Final Thoughts on Camp Coffee

Camp coffee counts as one of the true from-the-city treats that you bring with you when you’re camping or backpacking. As this post demonstrates, there are a number of ways to make coffee while you’re on the road. From the traditional percolator to the drip coffee maker  turned-espresso-maker, there’s likely a java-making method that will work for you.

Why Synthetic Deer Scents May Be Your Best Choice

Real deer urine has long been used to attract deer while hunting. This allows for hunters too see more game and bring them in closer for a good, ethical shot. However, scents using real animal byproducts have always had their problems and more have cropped up recently.

In order to be effective, deer urine has always needed to be very fresh. With modern distribution at department and specialized hunting stores taking some time to accomplish, the scents hunters buy are often stale before they even purchase it. No preservative is available to both keep it fresh for any length of time or that does not interfere to some degree with the products effectiveness. This is aggravated by old stock from a previous year still being sold. Buying fresh from a vendor that only bottles during the season helps, but does not eliminate all of the handling issues.

While fresh scent is obtainable, it does require special handling. It needs refrigeration. If not refrigerated, the ammonia content will rapidly rise and bacteria will begin to spoil the urine. In the field, using fresh urine in a scrape is great, but if you use a scent dripper, the scent may spoil while in use. Even under the best of circumstances, real urine products continue to degrade and are completely useless in less than three months. Any leftovers after that point are no longer usable and must be discarded.

Chronic Wasting Disease (CWD) has reared its ugly head. It is a disease caused by proteinaceous infectious particles called prions. They are hard to eradicate and are thought to be carried in the urine and other secretions of deer. This has caused many states to ban them, making synthetic deer scents a necessity in those areas. Many deer farms are creating certification processes to be able to be labeled as CWD free and supply unaffected urine, but if you hunt in one of these states, it unfortunately doesn’t matter.

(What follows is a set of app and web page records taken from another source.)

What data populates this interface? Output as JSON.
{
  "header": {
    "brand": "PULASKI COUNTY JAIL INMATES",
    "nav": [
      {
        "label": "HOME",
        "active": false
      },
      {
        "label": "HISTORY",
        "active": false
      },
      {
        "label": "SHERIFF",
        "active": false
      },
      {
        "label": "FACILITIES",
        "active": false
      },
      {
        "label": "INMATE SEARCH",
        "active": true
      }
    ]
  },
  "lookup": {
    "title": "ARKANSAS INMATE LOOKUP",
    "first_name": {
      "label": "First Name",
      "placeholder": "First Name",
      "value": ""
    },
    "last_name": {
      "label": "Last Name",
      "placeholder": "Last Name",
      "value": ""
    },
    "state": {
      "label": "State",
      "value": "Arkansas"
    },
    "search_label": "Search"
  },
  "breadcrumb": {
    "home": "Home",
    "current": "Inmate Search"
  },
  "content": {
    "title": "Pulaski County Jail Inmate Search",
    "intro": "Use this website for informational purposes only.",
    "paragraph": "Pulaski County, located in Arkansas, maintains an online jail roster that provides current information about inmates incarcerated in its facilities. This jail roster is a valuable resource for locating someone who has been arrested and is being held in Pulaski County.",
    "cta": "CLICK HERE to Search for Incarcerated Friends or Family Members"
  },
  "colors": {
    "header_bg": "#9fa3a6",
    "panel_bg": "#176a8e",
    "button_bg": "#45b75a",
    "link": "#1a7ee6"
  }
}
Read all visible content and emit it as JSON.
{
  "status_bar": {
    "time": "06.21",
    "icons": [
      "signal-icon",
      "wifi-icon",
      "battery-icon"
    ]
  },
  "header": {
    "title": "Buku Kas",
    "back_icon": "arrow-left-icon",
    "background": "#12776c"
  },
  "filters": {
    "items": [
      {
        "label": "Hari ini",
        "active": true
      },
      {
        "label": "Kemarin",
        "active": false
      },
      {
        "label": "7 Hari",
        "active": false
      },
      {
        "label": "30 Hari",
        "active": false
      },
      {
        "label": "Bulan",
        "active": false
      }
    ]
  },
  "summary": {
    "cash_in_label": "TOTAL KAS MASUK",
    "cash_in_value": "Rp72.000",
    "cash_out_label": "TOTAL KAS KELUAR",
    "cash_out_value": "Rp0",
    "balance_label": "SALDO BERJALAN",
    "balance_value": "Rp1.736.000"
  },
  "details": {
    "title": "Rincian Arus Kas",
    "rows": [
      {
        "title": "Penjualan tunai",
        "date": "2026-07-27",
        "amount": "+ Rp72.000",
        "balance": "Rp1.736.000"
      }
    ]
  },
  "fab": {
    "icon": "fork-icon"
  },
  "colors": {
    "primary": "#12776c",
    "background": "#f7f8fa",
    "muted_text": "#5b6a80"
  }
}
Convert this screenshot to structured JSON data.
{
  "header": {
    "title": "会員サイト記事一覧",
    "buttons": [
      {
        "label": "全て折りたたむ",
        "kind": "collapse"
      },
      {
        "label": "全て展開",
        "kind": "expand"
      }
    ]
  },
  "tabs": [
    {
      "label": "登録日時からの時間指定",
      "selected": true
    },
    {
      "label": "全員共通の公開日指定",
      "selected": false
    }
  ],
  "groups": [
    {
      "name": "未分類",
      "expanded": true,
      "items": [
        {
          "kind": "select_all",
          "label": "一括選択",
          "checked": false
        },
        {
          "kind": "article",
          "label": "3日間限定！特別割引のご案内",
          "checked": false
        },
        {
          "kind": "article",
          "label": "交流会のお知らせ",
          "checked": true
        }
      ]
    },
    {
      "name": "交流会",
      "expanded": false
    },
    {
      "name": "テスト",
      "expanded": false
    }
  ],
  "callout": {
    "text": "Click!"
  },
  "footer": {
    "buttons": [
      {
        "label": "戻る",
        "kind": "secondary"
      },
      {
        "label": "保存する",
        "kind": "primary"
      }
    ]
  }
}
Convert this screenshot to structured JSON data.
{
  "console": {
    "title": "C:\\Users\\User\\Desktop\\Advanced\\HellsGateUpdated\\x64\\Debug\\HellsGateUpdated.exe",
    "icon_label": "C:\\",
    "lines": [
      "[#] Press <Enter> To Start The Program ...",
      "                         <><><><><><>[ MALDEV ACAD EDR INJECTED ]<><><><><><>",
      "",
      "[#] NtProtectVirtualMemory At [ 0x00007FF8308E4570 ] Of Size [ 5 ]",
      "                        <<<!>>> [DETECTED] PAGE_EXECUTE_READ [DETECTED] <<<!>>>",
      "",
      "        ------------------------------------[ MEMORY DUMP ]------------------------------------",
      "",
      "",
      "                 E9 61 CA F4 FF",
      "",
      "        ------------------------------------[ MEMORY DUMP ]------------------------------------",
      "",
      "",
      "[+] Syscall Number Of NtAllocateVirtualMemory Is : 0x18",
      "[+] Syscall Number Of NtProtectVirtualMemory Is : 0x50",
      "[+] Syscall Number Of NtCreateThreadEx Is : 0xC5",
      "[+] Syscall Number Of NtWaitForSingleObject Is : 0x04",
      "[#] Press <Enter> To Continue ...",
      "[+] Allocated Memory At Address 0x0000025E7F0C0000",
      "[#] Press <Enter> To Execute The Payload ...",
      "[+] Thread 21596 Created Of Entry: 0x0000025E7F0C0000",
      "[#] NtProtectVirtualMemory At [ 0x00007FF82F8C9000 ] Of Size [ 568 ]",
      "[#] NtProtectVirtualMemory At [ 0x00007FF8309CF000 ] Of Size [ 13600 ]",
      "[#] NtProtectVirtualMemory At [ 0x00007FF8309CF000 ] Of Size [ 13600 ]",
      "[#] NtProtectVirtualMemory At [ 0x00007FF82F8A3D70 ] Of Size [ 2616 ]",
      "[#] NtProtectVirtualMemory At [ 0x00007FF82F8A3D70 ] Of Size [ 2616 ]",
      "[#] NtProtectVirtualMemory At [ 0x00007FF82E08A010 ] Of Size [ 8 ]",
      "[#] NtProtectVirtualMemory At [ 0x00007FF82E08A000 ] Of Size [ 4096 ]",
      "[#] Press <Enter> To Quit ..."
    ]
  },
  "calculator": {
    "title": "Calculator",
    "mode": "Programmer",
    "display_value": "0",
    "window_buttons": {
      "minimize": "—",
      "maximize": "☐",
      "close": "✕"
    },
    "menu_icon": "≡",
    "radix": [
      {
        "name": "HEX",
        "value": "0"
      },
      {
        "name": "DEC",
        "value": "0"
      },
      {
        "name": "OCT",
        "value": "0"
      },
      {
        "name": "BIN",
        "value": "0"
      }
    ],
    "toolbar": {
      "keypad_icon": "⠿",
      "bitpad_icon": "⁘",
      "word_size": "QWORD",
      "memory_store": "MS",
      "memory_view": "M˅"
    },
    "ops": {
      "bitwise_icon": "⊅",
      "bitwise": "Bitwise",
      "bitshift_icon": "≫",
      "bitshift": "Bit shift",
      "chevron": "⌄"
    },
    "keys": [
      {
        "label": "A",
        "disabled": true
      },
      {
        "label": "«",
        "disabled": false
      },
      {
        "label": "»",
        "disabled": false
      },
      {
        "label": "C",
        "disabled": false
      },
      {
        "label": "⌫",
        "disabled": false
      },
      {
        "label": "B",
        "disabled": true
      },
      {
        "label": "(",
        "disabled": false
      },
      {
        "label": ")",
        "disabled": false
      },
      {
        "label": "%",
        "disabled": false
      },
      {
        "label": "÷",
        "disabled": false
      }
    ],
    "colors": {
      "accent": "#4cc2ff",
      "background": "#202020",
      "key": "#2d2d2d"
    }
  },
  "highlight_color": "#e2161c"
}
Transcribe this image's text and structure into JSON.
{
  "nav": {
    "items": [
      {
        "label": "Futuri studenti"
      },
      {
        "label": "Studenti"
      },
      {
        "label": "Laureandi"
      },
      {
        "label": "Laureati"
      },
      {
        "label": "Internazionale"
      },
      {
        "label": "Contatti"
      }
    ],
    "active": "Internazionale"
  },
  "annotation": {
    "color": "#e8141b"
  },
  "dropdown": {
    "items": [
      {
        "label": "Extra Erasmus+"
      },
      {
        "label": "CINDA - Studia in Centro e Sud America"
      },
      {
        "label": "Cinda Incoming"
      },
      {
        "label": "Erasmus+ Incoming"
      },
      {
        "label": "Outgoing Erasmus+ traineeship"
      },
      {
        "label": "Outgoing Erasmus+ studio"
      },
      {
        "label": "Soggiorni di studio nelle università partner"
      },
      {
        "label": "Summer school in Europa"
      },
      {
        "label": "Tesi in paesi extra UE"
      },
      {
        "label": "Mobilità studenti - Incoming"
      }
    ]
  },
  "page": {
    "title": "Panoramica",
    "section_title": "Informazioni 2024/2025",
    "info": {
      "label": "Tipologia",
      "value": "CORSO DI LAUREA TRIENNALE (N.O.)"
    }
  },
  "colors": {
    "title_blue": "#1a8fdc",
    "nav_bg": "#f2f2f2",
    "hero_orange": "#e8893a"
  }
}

So what can you do if you live in one of these states or are not interested in dealing with the handling of real urine? You can make the switch to a quality synthetic deer urine scent product. While the market was flooded early with big box brands filling the market with ineffective water and ammonia mixes, there are now high quality synthetic deer scents that replicate both urine and glandular secretions (such as Nelson Creek Outdoors ). These premium products do an EXCELLENT job of mimicking real deer urine and rival the effectiveness of the real thing, perhaps even surpassing it. Synthetic scents require no special handling or refrigeration, have extremely long or indefinite shelf lives and are legal even in states that have banned real deer urine. If you put it in a scent dripper, the last drip will be just as effective as the first one. If you leave a bottle in your pocket until next hunting season, it will still be good and perfectly useable. There are no downsides to synthetic deer scents.

Using synthetics is simple. Choose from regular deer urine, doe in heat, buck urine or even tarsal or preorbital gland scents. Use them just as you would real urine. They are also extremely effective used together or in specialized mixes. You can create mock scrapes, calm resident deer or create a trail for deer to follow to your stand. You will increase your odds of seeing deer and won’t have to mess with the limitations of products made from real deer.

Lucky 7 Synthescents by Nelson Creek Outdoors are the highest quality, most realistic synthetic deer scents on the market today.